For those who enjoy experimenting in the kitchen, nutmeg can also be used in gluten-free bread recipes. Just a small amount can infuse your homemade bread with a delightful aroma and flavor, making it even more enjoyable to savor.

Precautions When Using Nutmeg in a Gluten-Free Diet

While nutmeg itself is gluten-free, it is important to exercise caution when purchasing pre-ground nutmeg. Some commercially available spice blends or pre-ground nutmeg may contain added ingredients, including fillers or anti-caking agents, which could potentially contain gluten.

To ensure purity and avoid any cross-contamination, it is recommended to purchase whole nutmeg and grind it yourself using a dedicated gluten-free grinder. This way, you have complete control over the ingredients and can be confident in the gluten-free nature of your nutmeg.

Additionally, if you are dining out or enjoying a meal at a friend's house, it is always a good idea to inquire about the ingredients used in the dishes. While nutmeg is generally safe for those following a gluten-free diet, it's better to be safe than sorry.

So, the next time you embark on a gluten-free cooking adventure, don't forget to reach for that jar of nutmeg. Its warm and inviting flavor can truly elevate your gluten-free dishes, making them even more enjoyable for you and your loved ones.

Gluten-Free Certification and Labeling

In the world of gluten-free living, proper certification and accurate labeling play a vital role in ensuring safe food choices. When it comes to nutmeg or any other packaged food product, it is essential to understand the implications of gluten-free certification and proper labeling.

Importance of Gluten-Free Certification

Gluten-free certification from reputable organizations provides assurance that a product has been independently tested and verified to meet strict gluten-free standards. This certification ensures that the product is safe for individuals with gluten sensitivities or celiac disease, offering peace of mind when incorporating nutmeg into a gluten-free diet.

Reading and Understanding Food Labels

When purchasing nutmeg or any spice, it is vital to read and understand food labels carefully. Look for labels that explicitly state "gluten-free" or a certified gluten-free logo. Additionally, be cautious of labels that indicate possible cross-contamination risks or those that do not provide clear information regarding the gluten content.

In conclusion, nutmeg is a gluten-free spice that can add depth and warmth to both sweet and savory dishes. However, individuals with gluten sensitivities should be mindful of potential contamination risks and thoroughly read food labels or opt for certified gluten-free nutmeg. By understanding the relationship between nutmeg and gluten, individuals can confidently incorporate this aromatic spice into their gluten-free cooking endeavors.

Back to blog

Keto Paleo Low FODMAP Cert, Gut & Ozempic Friendly

1 of 12

Keto.
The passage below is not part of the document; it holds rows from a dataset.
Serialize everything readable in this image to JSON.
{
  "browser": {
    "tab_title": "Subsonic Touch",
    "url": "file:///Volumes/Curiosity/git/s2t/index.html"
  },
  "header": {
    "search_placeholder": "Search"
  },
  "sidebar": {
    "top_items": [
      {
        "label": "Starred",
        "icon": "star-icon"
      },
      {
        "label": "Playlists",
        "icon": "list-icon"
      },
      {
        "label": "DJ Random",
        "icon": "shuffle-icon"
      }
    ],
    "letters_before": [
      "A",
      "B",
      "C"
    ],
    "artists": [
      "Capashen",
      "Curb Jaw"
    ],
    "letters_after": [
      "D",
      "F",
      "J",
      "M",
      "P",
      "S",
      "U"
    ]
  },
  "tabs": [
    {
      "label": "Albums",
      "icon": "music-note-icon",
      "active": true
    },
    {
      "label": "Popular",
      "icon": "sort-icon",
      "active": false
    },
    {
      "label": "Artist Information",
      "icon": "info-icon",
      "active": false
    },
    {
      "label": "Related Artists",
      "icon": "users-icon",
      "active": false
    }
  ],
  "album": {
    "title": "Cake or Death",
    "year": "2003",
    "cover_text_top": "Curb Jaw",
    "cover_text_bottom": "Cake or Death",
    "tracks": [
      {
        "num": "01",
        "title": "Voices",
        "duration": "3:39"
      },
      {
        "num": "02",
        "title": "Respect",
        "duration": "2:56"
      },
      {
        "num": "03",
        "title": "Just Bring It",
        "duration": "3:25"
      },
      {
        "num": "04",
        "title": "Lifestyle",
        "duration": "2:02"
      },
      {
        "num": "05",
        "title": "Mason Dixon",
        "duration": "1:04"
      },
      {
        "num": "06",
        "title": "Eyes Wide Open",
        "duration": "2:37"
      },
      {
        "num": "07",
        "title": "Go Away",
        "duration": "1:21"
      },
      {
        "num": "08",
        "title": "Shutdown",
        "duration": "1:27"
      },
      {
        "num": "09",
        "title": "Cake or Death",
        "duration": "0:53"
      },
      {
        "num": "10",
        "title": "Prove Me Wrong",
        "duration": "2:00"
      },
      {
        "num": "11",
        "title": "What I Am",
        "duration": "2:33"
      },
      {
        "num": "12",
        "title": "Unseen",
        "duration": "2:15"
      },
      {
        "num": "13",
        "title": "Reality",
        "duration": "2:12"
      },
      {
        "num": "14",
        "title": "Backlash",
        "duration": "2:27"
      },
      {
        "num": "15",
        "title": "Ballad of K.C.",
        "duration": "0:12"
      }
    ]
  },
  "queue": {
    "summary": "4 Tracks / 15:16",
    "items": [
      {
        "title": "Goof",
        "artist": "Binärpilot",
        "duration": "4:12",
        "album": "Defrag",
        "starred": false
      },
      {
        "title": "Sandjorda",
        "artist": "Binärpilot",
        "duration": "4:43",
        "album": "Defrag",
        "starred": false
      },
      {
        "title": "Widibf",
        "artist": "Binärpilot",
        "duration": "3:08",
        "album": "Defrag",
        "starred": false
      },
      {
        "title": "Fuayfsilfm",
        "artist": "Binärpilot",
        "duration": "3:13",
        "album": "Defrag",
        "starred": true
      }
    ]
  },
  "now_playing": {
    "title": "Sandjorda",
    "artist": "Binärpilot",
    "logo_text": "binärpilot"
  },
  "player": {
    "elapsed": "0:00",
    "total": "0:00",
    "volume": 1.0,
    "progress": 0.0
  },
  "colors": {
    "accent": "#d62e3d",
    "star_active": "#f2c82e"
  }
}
Paleo. No Digestive Triggers. Shop Now

No onion, no garlic – no pain. No gluten, no lactose – no bloat. Low FODMAP certified.
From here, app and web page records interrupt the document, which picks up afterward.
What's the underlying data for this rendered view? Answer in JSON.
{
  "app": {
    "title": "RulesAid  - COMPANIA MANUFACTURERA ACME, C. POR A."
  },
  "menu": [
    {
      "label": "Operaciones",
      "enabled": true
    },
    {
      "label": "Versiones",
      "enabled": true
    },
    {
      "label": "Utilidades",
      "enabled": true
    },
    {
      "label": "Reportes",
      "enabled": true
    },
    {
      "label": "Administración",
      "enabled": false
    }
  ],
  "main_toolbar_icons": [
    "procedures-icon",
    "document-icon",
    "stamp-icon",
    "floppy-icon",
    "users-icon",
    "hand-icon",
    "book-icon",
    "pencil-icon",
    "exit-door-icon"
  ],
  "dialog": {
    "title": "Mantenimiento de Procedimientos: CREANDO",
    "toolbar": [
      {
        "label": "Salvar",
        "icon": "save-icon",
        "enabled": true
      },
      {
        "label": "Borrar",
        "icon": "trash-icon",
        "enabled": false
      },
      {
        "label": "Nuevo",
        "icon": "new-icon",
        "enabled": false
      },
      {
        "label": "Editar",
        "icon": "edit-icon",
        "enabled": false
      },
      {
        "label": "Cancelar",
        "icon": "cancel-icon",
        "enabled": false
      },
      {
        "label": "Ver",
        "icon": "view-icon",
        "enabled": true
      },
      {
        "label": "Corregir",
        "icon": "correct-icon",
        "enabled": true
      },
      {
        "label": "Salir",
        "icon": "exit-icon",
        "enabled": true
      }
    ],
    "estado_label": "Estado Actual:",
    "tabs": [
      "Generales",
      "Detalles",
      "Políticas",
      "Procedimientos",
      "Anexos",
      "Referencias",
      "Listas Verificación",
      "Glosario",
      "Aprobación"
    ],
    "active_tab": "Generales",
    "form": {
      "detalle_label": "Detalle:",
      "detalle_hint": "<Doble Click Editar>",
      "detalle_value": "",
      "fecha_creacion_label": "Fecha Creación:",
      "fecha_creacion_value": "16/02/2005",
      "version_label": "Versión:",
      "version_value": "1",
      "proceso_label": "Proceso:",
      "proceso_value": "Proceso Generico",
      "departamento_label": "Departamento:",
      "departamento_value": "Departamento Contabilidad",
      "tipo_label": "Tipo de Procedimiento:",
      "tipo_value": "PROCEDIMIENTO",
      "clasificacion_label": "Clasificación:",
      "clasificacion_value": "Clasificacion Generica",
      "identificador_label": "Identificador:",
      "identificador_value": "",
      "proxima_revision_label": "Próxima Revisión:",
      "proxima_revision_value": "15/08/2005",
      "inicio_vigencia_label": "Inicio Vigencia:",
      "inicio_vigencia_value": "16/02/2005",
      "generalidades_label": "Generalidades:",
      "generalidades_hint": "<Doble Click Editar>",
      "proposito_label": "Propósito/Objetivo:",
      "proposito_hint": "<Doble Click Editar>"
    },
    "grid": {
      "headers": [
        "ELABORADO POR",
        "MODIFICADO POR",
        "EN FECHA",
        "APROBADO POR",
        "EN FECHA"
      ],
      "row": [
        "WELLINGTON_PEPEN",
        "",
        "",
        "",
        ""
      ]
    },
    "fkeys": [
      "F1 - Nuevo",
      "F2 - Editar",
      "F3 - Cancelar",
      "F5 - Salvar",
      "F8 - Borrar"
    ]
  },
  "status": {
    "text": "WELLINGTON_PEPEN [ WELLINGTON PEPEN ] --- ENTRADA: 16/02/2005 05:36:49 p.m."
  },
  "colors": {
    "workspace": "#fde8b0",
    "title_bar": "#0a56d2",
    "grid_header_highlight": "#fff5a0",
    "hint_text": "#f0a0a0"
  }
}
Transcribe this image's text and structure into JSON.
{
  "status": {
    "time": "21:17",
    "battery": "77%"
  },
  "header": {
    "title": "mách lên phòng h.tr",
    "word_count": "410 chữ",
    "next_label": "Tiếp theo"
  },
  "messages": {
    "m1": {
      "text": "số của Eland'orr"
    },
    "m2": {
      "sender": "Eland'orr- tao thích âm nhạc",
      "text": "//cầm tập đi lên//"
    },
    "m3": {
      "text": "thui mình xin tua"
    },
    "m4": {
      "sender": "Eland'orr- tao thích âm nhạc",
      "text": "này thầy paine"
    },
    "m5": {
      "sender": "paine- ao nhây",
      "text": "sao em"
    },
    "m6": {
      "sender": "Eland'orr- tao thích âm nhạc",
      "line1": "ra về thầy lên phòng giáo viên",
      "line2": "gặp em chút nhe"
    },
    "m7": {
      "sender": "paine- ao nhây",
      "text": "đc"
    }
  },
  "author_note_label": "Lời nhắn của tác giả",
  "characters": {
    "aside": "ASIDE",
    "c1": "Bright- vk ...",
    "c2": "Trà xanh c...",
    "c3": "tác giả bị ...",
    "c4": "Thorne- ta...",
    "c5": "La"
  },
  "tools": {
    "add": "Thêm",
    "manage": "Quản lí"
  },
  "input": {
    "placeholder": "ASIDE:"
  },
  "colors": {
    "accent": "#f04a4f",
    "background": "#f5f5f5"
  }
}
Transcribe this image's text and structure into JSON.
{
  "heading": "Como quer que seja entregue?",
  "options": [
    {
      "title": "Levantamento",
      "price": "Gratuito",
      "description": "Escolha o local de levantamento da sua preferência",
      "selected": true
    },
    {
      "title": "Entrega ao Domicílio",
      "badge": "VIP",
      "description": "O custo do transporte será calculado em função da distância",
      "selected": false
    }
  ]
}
Stop worrying about what you can't eat and start enjoying what you can. No bloat, no pain, no problem.

Our gut friendly keto, paleo and low FODMAP certified products are gluten-free, lactose-free, soy free, no additives, preservatives or fillers and all natural for clean nutrition. Try them today and feel the difference!